The music business also has changed during Grupo Fantasma's career, he said.
"It's really much more grassroots now than back then. The industry has flamed out, and it's up to individual artists to run their own careers, which is the way it should be. It's always better when musicians can take control of their career and their passion rather than leave it in the hands of some executives."
Gonzalez also is heartened that the focus of music is now on touring and playing live.
"The best thing about this whole situation is that it has redirected the focus of bands on to live concerts. It's not like the 1980s and '90s, when it was all about the music videos, and it's no longer like the years from the 1960s to the '90s, when it was always about the recordings.
"We make albums now to support the touring, not the other way around. That's where most of the money is these days."

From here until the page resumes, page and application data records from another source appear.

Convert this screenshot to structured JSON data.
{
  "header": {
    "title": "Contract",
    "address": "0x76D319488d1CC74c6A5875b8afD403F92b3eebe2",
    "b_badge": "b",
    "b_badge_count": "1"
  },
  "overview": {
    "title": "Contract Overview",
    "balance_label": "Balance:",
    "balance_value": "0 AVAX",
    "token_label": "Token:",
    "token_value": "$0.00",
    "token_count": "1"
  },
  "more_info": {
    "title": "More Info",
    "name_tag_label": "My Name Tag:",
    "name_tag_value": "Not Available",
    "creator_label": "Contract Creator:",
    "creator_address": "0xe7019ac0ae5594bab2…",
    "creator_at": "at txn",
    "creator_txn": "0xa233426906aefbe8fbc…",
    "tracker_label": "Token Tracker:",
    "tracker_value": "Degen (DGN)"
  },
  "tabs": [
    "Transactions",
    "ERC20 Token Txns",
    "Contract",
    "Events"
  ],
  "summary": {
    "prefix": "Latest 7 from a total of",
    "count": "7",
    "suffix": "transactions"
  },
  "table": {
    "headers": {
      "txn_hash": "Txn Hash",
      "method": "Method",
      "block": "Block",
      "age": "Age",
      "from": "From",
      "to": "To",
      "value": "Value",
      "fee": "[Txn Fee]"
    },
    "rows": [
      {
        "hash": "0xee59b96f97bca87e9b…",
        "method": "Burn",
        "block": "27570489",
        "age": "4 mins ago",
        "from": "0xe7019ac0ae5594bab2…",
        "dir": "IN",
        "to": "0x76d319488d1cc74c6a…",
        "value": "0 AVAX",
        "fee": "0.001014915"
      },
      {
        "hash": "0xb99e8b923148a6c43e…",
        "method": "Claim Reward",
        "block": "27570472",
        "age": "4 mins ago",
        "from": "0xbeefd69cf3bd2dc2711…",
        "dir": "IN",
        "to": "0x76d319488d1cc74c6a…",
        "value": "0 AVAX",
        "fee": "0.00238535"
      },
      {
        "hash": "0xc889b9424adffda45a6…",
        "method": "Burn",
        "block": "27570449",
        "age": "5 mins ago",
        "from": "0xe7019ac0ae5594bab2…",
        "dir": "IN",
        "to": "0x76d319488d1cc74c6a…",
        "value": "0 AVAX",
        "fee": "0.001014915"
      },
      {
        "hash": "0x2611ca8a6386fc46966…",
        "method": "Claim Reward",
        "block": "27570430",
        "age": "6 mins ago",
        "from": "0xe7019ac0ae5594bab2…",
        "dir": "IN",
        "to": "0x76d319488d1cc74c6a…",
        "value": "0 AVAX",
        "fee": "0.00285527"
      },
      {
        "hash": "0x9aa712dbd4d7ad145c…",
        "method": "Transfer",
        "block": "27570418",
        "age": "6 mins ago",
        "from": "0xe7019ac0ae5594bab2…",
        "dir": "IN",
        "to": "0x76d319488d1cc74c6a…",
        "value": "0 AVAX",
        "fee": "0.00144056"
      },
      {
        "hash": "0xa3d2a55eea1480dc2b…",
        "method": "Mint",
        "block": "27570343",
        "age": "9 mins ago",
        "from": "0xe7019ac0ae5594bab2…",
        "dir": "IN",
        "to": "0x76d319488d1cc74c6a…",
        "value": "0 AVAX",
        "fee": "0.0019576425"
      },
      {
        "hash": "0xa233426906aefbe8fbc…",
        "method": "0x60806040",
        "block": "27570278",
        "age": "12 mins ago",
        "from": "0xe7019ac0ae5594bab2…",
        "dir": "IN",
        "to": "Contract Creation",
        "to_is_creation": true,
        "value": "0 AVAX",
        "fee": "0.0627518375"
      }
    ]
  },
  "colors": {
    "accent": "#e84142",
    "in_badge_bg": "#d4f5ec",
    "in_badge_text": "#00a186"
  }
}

And it also happens to be what this band is best at. If Grupo Fantasma weren't such a smoking live act, Prince wouldn't have hired it to play a weekly Latin night at his 3121 nightclub in Las Vegas for 10 weeks.

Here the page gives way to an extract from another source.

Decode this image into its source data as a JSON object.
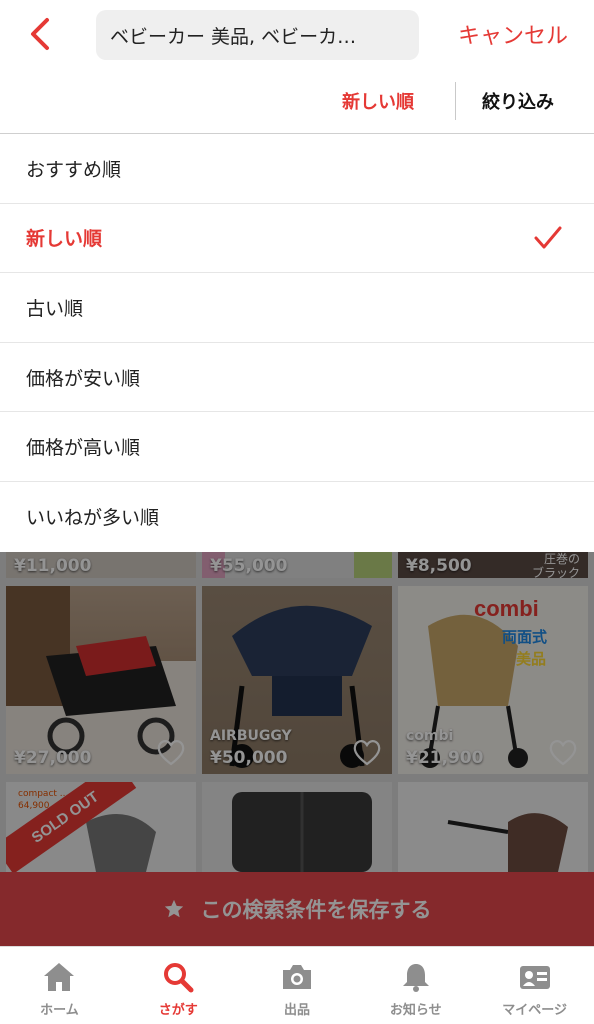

"Every week, we were told, 'Prince is listening to the band; he's going to sit in with you guys.' During one of those shows, in the middle of one song, we heard an amazing shredding guitar player. I thought, 'Oh my God, (GF guitarist) Beto (Martinez) just lost his mind.' I turned around, and standing right next to me, there he was—ripping it up on guitar.
"As soon as he was done, he turned around and walked off the stage. As mysteriously as he appeared, he disappeared. But from that point on, he offered us a lot of exclusive party events. He was very gracious about supporting our band."
Prince even took Grupo Fantasma's horn section to Coachella and on The Tonight Show With Jay Leno. They also played with him at the O2 Arena in London. "That was in front of 20,000 people. That pretty much sealed the deal for us to tour Europe, which we have been doing pretty regularly since."
The band also earned a great friend and collaborator in Larry Harlow, a pianist, house producer and bandleader for the influential Fania Records in the 1960s and '70s. He has played with Grupo Fantasma on many occasions and was a guest on the group's 2008 breakthrough album, Sonidos Gold, as well as on the new record.
Fans of Arizona music and indie rock will be interested to learn that Curt Kirkwood, of the Phoenix-area band Meat Puppets, plays on a tune on El Existential. "He came in and did a guitar solo on the song 'Telaraña,' and he tore it up," Gonzalez said.
Grupo Fantasma will play Tucson as planned, despite a growing movement in some music-industry circles to boycott Arizona in light of the recent immigration legislation. Bands such as Cypress Hill, Los Lobos, and Hall and Oates have canceled gigs as a result.
Gonzalez said Grupo Fantasma understands the frustration over the issue; this is a band that also comes from a state bordering Mexico. But Grupo never considered boycotting Arizona, because "we are not an overly political band. We're not trying to make any statements other than musical ones," he said.
However, he noted that Grupo Fantasma, by its very membership, supports diversity. "We have in the band musicians who are Latinos, blacks, whites, Jewish people and musicians who moved here from other countries. And we come from Texas. If that isn't multicultural, I don't know what is."